“People who looked to Jesus as their political savior were constantly befuddled by his choice of companions. He became known as a friend of tax collectors, a group clearly identified with the foreign exploiters, not the exploited. Though he denounced the religious system of his day, he treated a leader like Nicodemus with respect, and though he spoke against the dangers of money and of violence, he showed love and compassion towards a rich young ruler and a Roman centurion. In short, Jesus honored the dignity of people, whether he agreed with them or not…The person was more important than any category or label...How easy it is to join the politics of polarization, to find myself shouting across picket lines at the “enemy” on the other side. How hard it is to remember that the kingdom of God calls me to love the woman who has just emerged from the abortion clinic (and yes, even her doctor) [editor: and the man who got the woman pregnant], the promiscuous person who is dying of AIDS [editor: and the non-promiscuous person infected with HIV, often with little choice in the matter], the wealthy landowner who is exploiting God’s creation [editor: and any of us, rich or poor, doing the same via our lifestyles and choices]...Jesus’ love cuts across lines, transcends distinctions, and dispenses grace. Regardless of the merits of a given issue—whether a pro-life lobby out of the Right or a peace-and-justice lobby out of the Left—political movements risk pulling onto themselves the mantle of power that smothers love. From Jesus I learn that, whatever activism I get involved in, it must not drive out love and humility, or otherwise I betray the kingdom of heaven.” Philip Yancey, Jesus. Grand Rapids, MI USA (2010) p. 85

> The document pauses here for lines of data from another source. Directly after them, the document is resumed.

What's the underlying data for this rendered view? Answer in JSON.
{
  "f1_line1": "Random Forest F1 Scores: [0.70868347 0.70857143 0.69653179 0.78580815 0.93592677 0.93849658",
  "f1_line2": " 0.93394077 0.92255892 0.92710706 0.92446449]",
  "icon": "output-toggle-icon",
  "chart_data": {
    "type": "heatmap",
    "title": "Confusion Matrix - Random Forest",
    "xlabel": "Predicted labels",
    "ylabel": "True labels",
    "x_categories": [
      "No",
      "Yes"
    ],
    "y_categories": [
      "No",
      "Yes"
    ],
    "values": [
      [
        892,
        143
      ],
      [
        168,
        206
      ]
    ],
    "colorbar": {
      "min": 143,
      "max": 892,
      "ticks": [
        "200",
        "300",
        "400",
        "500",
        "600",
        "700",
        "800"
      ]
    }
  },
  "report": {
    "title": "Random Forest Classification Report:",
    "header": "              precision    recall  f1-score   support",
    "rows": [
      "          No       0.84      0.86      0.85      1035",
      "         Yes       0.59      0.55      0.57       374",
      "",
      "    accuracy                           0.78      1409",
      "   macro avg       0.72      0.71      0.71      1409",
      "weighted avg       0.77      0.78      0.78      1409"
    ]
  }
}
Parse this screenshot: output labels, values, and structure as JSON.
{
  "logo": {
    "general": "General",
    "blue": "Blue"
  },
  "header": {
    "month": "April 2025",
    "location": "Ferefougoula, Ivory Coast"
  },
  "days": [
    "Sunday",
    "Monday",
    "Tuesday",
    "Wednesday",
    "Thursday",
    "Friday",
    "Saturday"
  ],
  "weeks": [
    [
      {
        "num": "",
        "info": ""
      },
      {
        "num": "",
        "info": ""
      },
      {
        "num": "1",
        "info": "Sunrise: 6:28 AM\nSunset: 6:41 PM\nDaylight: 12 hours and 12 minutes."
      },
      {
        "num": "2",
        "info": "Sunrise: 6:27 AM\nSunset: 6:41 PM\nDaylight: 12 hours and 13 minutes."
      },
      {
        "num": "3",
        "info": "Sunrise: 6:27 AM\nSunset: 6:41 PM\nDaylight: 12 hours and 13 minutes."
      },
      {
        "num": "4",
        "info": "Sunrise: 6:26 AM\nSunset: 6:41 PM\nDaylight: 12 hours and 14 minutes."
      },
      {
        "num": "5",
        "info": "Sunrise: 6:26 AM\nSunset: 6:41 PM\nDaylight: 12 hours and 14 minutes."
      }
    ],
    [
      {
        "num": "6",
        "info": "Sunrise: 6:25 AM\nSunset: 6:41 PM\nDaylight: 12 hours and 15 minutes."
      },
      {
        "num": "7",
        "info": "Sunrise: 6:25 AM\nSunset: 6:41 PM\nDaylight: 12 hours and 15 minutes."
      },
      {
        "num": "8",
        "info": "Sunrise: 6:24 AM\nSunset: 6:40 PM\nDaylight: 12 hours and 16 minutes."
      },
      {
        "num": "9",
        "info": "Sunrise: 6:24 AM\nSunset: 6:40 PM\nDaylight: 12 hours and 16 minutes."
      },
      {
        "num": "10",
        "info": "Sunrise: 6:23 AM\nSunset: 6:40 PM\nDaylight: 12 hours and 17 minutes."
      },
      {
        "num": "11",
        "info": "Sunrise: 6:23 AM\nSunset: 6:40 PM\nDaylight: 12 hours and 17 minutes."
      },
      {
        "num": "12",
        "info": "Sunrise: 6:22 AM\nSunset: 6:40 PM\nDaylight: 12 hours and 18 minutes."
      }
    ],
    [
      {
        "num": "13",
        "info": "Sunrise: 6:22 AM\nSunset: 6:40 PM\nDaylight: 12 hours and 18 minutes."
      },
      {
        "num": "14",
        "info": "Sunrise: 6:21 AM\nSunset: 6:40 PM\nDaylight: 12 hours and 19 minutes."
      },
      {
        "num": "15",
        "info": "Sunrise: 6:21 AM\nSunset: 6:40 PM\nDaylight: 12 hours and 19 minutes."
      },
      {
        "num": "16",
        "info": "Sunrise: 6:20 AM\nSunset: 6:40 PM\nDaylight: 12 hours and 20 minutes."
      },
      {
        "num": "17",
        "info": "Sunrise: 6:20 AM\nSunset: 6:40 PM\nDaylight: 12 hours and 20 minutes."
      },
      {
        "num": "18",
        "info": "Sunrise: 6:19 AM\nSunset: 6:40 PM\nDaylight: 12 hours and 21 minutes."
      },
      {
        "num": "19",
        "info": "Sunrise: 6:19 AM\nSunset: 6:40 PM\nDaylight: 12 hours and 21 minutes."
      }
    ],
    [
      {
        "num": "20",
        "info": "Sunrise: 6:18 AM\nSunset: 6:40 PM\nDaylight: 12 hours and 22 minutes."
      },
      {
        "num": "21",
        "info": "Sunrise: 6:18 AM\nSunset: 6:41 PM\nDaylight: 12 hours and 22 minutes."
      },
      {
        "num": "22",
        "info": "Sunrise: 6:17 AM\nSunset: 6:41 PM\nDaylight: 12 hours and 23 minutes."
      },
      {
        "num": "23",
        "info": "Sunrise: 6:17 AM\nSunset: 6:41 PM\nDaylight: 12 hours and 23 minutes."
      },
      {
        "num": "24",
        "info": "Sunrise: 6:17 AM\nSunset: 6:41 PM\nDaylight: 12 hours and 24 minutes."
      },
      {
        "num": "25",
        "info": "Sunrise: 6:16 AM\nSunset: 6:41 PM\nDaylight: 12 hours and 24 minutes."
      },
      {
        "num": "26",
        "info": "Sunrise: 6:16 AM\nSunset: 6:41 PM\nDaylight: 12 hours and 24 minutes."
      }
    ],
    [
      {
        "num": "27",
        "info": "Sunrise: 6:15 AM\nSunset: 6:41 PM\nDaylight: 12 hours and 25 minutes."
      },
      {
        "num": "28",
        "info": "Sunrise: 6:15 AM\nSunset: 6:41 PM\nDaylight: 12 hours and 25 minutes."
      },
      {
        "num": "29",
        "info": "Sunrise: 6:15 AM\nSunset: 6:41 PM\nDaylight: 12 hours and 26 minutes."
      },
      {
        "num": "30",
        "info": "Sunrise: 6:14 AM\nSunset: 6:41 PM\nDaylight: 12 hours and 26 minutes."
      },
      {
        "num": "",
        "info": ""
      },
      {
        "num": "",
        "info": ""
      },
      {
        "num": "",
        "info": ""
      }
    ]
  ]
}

More MCA Resources
Global Portal for Good Practice (website)
Reflections, Research, and Resources for Good Practice (weblog)

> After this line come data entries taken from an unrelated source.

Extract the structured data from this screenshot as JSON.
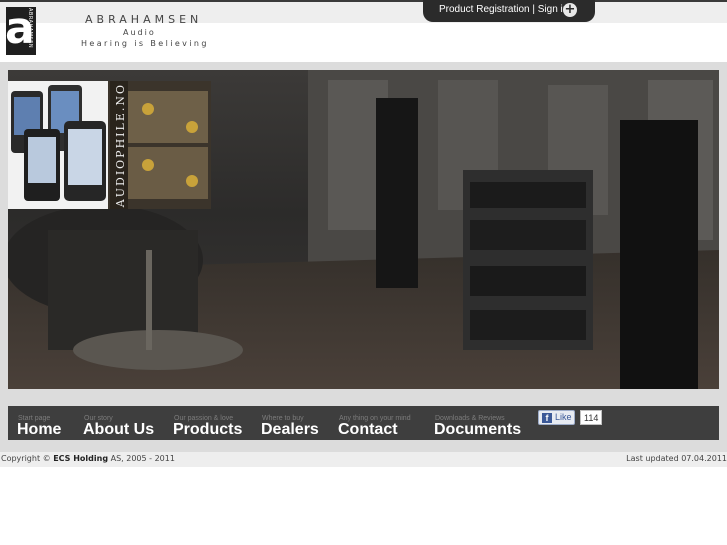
{
  "topbar": {
    "registration_link": "Product Registration | Sign in",
    "expand_icon": "plus-icon"
  },
  "logo": {
    "letter": "a",
    "vertical_text": "ABRAHAMSEN",
    "brand": "ABRAHAMSEN",
    "subtitle": "Audio",
    "slogan": "Hearing is Believing"
  },
  "hero": {
    "promo_text": "AUDIOPHILE.NO"
  },
  "nav": {
    "items": [
      {
        "sub": "Start page",
        "label": "Home"
      },
      {
        "sub": "Our story",
        "label": "About Us"
      },
      {
        "sub": "Our passion & love",
        "label": "Products"
      },
      {
        "sub": "Where to buy",
        "label": "Dealers"
      },
      {
        "sub": "Any thing on your mind",
        "label": "Contact"
      },
      {
        "sub": "Downloads & Reviews",
        "label": "Documents"
      }
    ],
    "facebook": {
      "like_label": "Like",
      "count": "114",
      "brand_letter": "f"
    }
  },
  "footer": {
    "copyright_prefix": "Copyright ©",
    "company": "ECS Holding",
    "copyright_suffix": "AS, 2005 - 2011",
    "last_updated": "Last updated 07.04.2011"
  },
  "colors": {
    "nav_bg": "#3e3e3e",
    "topbar_tab": "#2b2b2b",
    "facebook_blue": "#3b5998"
  }
}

Global Mental Health: A Global Map for a Global Movement (website)
Global Integration: Connecting and Contributing (updates, materials, webinars)
Global Member Care: (volume one): The Pearls and Perils of Good Practice (2011)
Our latest book! Global Member Care (volume two): Crossing Sectors for Serving Humanity (November 2013) The e-book version is available on Amazon